That is not living in light of the Incarnation.

At Christmas, God chose to integrate all the pieces that we try to scatter in our lives. Divinity unites with flesh and heaven and earth are brought together in that cave.

As we come to and leave the presence of the child we are to be reunited with our selves. We are meant to embody and integrate all that God has given us.

This body is no longer the enemy, it again the gift of the creator. It is the image of God that is now transformed by the promise of resurrection.

In leaving the manger we complete the circle. The Magi looked up and found a star to follow, they looked inside to find a heart of great meaning, and as they leave they stand on the solid ground of earth and again look to heaven with new hope and great joy.

Complete the circle.

Share

Christmas Eve Lights

Christmas Eve. I gathered with my community of faith with candle light in a dimly lit worship space. I read these words:

“The light was in the world, and the world came into being through the light, but the world didn’t recognize the light.” (John 1:10 CEB)

I feel the bite of those words. I am part of that darkness that is so involved with so many other things that I miss the light of life. There is so much flash and noise in my life I can’t see the one part of my life that is truly alive: the presence of mercy and love.

I like the old answers to dusty questions, so I shut my eyes to fresh truth. I am the one doing the talking, after all, I am the preacher. I’m supposed to keep getting the word out.

But do I listen?

Can I hear the word that comes to me first?

I’m too enamored by my own familiar thoughts that there is no space for the Word of life to sneak in, until I stop and face my emptiness in the quiet. There a whisper tugs at my heart. An ancient yet newly born word triggers a deep desire.

Where did that small and full light come from?

The Word continues on that dark night in worship:

The Word became flesh and made his home among us. We have seen his glory, glory like that of a father’s only son, full of grace and truth.” — John 1:10,14 CEB

That’s what thrills my soul: someone real. Someone who is fully alive whose simple presence pulls me toward the light.

I thought I needed ideas to be alive. I thought I could be satisfied with mere words and thoughts and understanding. But I was wrong.

I need Life embodied. I need truth that walks and cries and laughs. I need light that is touchable.

The candle wax drips on my fingers as we pass the flame from candle to candle and sing a simple song to the beloved Presence of life that now shares a body like ours.

Just like ours!

But don’t we want to get rid of these fragile bodies? After all, aren’t they the source of our pain, sorrow, and anxiety?

But that doesn’t fit with the truth of the Incarnation of Christ.

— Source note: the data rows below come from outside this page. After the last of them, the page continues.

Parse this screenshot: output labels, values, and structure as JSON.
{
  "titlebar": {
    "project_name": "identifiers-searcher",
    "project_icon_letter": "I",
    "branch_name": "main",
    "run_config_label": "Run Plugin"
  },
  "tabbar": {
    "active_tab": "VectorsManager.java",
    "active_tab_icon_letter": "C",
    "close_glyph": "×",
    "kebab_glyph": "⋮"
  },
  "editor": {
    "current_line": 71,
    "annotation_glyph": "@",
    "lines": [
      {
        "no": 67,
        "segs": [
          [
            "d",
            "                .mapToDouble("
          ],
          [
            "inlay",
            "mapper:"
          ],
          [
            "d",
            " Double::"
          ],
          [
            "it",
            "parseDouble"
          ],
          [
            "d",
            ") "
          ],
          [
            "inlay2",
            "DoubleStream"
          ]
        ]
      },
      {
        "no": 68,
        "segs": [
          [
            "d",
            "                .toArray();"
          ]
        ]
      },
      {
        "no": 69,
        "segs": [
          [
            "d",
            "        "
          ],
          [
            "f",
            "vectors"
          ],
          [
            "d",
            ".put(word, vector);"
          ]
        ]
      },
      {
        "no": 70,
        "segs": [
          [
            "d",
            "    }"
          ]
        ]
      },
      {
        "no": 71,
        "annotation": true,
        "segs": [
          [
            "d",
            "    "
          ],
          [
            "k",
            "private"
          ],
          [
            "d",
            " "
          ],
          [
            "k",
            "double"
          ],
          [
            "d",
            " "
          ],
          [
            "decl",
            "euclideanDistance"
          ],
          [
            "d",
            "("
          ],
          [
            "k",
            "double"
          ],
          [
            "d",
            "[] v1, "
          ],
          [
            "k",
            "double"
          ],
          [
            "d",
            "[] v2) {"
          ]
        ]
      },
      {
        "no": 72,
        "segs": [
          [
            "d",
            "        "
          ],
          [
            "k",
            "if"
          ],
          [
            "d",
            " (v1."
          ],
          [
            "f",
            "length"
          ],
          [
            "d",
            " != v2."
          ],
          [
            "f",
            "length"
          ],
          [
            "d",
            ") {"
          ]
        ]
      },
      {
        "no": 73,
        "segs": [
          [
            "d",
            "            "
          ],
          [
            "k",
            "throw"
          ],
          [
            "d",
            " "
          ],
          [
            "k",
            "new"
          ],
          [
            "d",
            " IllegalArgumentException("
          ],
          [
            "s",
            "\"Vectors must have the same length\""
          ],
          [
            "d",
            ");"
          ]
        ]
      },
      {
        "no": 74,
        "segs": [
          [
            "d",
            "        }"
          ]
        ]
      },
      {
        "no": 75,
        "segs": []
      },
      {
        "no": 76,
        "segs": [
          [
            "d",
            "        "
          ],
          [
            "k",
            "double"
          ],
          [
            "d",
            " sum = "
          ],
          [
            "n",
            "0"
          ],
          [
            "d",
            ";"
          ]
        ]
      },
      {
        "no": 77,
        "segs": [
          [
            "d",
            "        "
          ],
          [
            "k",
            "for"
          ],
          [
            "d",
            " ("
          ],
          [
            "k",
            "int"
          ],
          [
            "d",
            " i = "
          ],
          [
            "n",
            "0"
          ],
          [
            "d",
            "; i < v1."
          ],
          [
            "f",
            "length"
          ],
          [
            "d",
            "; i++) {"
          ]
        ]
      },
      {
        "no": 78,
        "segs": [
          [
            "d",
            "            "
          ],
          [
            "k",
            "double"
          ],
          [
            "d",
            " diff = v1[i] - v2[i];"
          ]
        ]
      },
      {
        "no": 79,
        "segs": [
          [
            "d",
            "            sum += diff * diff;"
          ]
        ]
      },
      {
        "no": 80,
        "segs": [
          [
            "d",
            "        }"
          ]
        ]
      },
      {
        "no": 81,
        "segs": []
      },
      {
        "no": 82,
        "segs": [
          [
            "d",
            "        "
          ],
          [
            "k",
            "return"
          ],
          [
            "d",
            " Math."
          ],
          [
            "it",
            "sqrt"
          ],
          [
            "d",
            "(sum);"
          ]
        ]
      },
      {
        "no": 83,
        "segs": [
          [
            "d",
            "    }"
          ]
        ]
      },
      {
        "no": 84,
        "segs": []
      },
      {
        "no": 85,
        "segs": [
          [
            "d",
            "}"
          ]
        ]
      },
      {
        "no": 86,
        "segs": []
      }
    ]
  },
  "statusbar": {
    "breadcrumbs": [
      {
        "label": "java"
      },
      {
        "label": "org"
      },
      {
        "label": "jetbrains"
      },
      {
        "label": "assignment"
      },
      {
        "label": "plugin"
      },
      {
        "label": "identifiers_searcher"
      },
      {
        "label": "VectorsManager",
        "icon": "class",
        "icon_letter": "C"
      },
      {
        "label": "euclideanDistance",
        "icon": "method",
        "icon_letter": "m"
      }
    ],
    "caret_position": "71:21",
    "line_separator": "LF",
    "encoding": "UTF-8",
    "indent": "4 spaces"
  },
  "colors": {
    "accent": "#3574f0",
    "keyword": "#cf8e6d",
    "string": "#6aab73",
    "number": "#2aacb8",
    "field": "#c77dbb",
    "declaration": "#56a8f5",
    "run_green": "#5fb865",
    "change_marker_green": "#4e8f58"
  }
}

That doesn’t fit with Christmas.

God chose to create us with these bodies, made in the very image of our God. Even after we get lost and reject the light, it isn’t as partial beings that salvation is brought to us. Our healing is within these fragile bodies, these breakable hearts, and these wayward minds.

Word became flesh and love reconciles us.

And in the silence and the powerful light of simple candles that we know.

Light comes. Life is here. Do I see it? Where do I know it?

We have nowhere else to go. The gift is holding us.

Hallelujah. Emmanuel.

Share